Background: Hypertension constitutes an important public health issue affecting more than 30% of the world’s population. 76% of adult patients diagnosed with hypertension have sub-optimally regulated Blood Pressure (BP) despite appropriate medication and lifestyle changes. Essential Hypertension (EHT) is a psychosomatic and polyetiological disease which may positively correlate with anger variables. Also, it has been studied that a positive family history of hypertension is commonly found in hypertensive patients, with heritability varying between 35% and 50%. Homeopathy helps holistically correcting all these factors.
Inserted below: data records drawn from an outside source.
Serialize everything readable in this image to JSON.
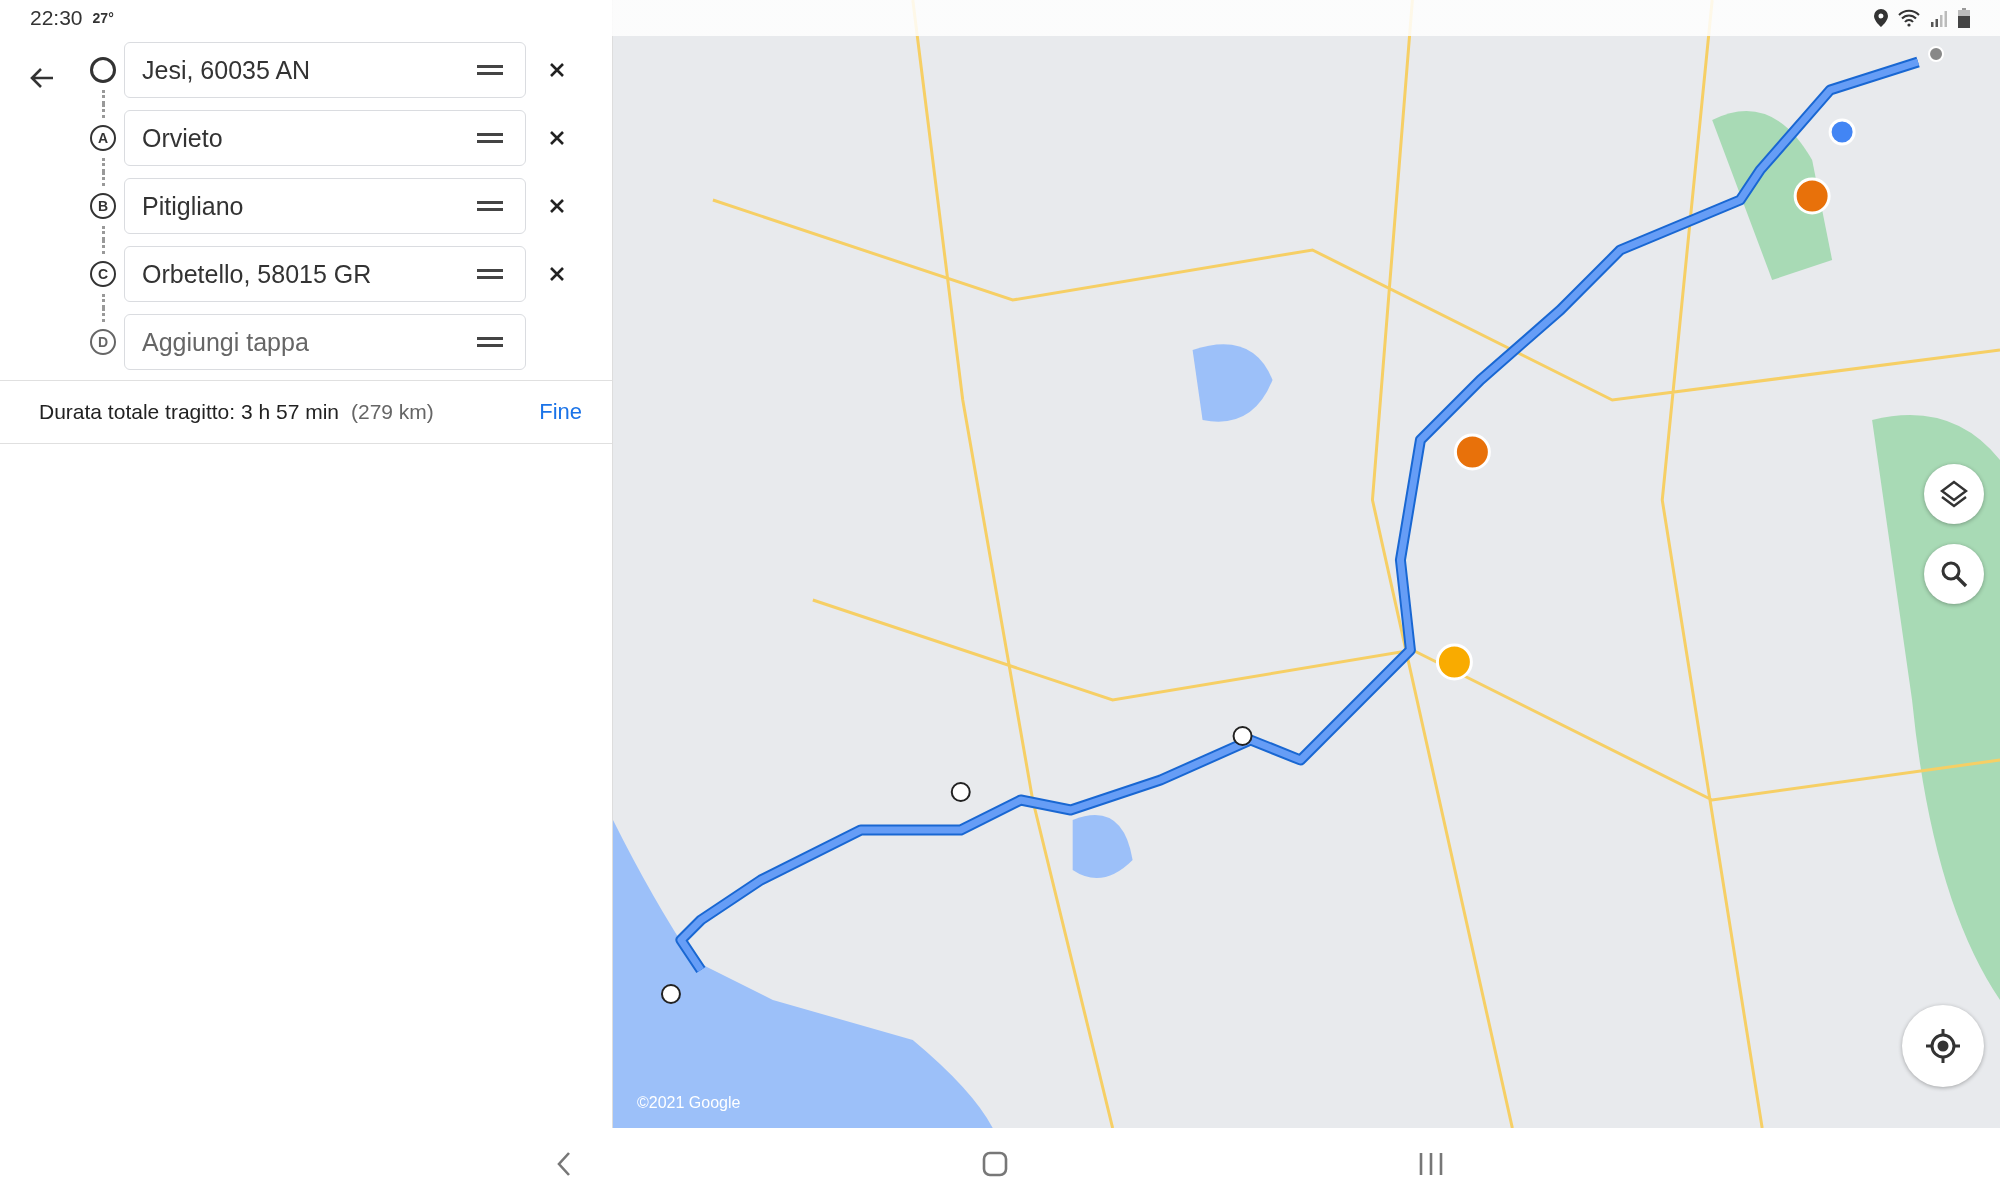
{
  "status_bar": {
    "time": "22:30",
    "temperature": "27°"
  },
  "stops": [
    {
      "kind": "origin",
      "value": "Jesi, 60035 AN",
      "removable": true
    },
    {
      "kind": "waypoint",
      "marker": "A",
      "value": "Orvieto",
      "removable": true
    },
    {
      "kind": "waypoint",
      "marker": "B",
      "value": "Pitigliano",
      "removable": true
    },
    {
      "kind": "waypoint",
      "marker": "C",
      "value": "Orbetello, 58015 GR",
      "removable": true
    },
    {
      "kind": "empty",
      "marker": "D",
      "placeholder": "Aggiungi tappa",
      "removable": false
    }
  ],
  "summary": {
    "duration": "Durata totale tragitto: 3 h 57 min",
    "distance": "(279 km)",
    "done": "Fine"
  },
  "map": {
    "copyright": "©2021 Google"
  }
}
Even homeopathic case-taking seems to have a therapeutic influence on patients’ mental states.
Methods: 1187 individuals were screened, from that 295 people were found to have essential HTN, confirmed by basic laboratory investigations, and 172 eligible subjects, 108 men & 64 women (86 cases and 86 controls), were enrolled after taking voluntary, informed consent. They were divided into 2 groups by simple randomisation. More than 50% of patients in both arms were already on Anti-Hypertensive Treatment (AHT) before enrolment. In the remaining subjects, AHT was prescribed to participants having stage 2 HTN. A thorough homoeopathic case history was taken, and the STAXI-2 scale was applied at the beginning of the study and after six months to measure the change in anger.
Results: In the intervention arm, the BP of the patients who were not on AHT remained under control while on a simillimum. However,16% of patients in the control arm had to be prescribed standard antihypertensive treatment AHT as their BP escalated. Of the patients in the control arm, who were already on standard AHT, 98% continued with the same dose of AHT. However, in the intervention group, standard AHT was stopped in 33% of the patients, and the dose was reduced by 28%. Reduction in blood pressure and anger variables in both arms at the end of the study period were statistically significant (p=0.001) with a 95% confidence interval but was greater in the treatment arm. In the treatment group, 39.5% of participants with a positive family history of HTN, there were statistically significant higher values in the trait anger variables [Females: mean difference of 6.11 units (p=0.01, 95% confidence interval); Males: mean difference of 4.63 units (p=0.01, 95% confidence interval)]. Along with anger expression variable [Females: mean difference of 5.2 units (p=0.03, 95% confidence interval) Males: mean difference of 5.31 units (p=0.02, 95% confidence interval)].
Conclusion: It was observed that the EHT patients with a family history of HTN had higher angry dispositions and tended to suppress their anger & hostile impulses. A statistically significant reduction in anger and blood pressure variables was found in the participants of both groups. But the reduction in anger and BP variables was significantly higher in the treatment group, suggesting that adjuvant individualised homeopathy might be useful in reducing anger and, thereby, hypertension.